== Task goal ==
In your copy, include no images and return each entry exactly as written.

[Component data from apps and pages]
....

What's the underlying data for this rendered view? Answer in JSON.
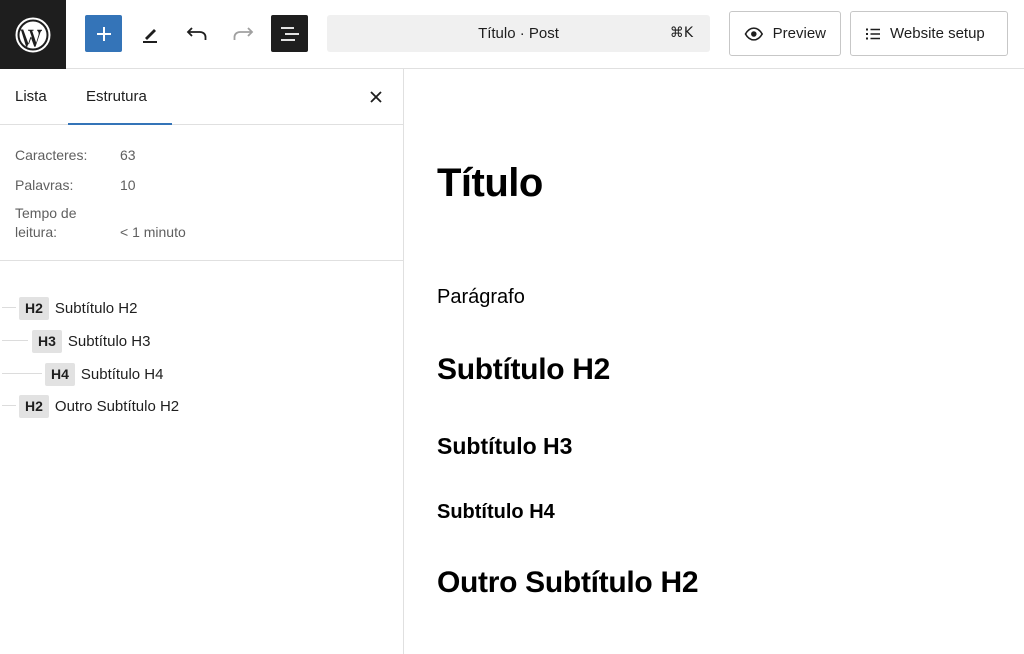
{
  "colors": {
    "accent": "#3474b8",
    "dark": "#1e1e1e",
    "badge_bg": "#e2e2e2",
    "muted_text": "#5f5f5f"
  },
  "toolbar": {
    "logo_icon": "wordpress-logo-icon",
    "add_icon": "plus-icon",
    "tools_icon": "pencil-icon",
    "undo_icon": "undo-icon",
    "redo_icon": "redo-icon",
    "outline_icon": "document-overview-icon",
    "command_bar": {
      "label": "Título · Post",
      "shortcut": "⌘K"
    },
    "preview": {
      "icon": "eye-icon",
      "label": "Preview"
    },
    "website_setup": {
      "icon": "list-icon",
      "label": "Website setup"
    }
  },
  "sidebar": {
    "tabs": [
      {
        "label": "Lista"
      },
      {
        "label": "Estrutura"
      }
    ],
    "active_tab": "Estrutura",
    "close_icon": "close-icon",
    "stats": [
      {
        "label": "Caracteres:",
        "value": "63"
      },
      {
        "label": "Palavras:",
        "value": "10"
      },
      {
        "label": "Tempo de leitura:",
        "value": "< 1 minuto"
      }
    ],
    "outline": [
      {
        "level": "H2",
        "text": "Subtítulo H2"
      },
      {
        "level": "H3",
        "text": "Subtítulo H3"
      },
      {
        "level": "H4",
        "text": "Subtítulo H4"
      },
      {
        "level": "H2",
        "text": "Outro Subtítulo H2"
      }
    ]
  },
  "editor": {
    "title": "Título",
    "paragraph": "Parágrafo",
    "h2": "Subtítulo H2",
    "h3": "Subtítulo H3",
    "h4": "Subtítulo H4",
    "h2_second": "Outro Subtítulo H2"
  }
}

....

== Solution to this exercise ==
What's the underlying data for this rendered view? Answer in JSON.
{
  "colors": {
    "accent": "#3474b8",
    "dark": "#1e1e1e",
    "badge_bg": "#e2e2e2",
    "muted_text": "#5f5f5f"
  },
  "toolbar": {
    "logo_icon": "wordpress-logo-icon",
    "add_icon": "plus-icon",
    "tools_icon": "pencil-icon",
    "undo_icon": "undo-icon",
    "redo_icon": "redo-icon",
    "outline_icon": "document-overview-icon",
    "command_bar": {
      "label": "Título · Post",
      "shortcut": "⌘K"
    },
    "preview": {
      "icon": "eye-icon",
      "label": "Preview"
    },
    "website_setup": {
      "icon": "list-icon",
      "label": "Website setup"
    }
  },
  "sidebar": {
    "tabs": [
      {
        "label": "Lista"
      },
      {
        "label": "Estrutura"
      }
    ],
    "active_tab": "Estrutura",
    "close_icon": "close-icon",
    "stats": [
      {
        "label": "Caracteres:",
        "value": "63"
      },
      {
        "label": "Palavras:",
        "value": "10"
      },
      {
        "label": "Tempo de leitura:",
        "value": "< 1 minuto"
      }
    ],
    "outline": [
      {
        "level": "H2",
        "text": "Subtítulo H2"
      },
      {
        "level": "H3",
        "text": "Subtítulo H3"
      },
      {
        "level": "H4",
        "text": "Subtítulo H4"
      },
      {
        "level": "H2",
        "text": "Outro Subtítulo H2"
      }
    ]
  },
  "editor": {
    "title": "Título",
    "paragraph": "Parágrafo",
    "h2": "Subtítulo H2",
    "h3": "Subtítulo H3",
    "h4": "Subtítulo H4",
    "h2_second": "Outro Subtítulo H2"
  }
}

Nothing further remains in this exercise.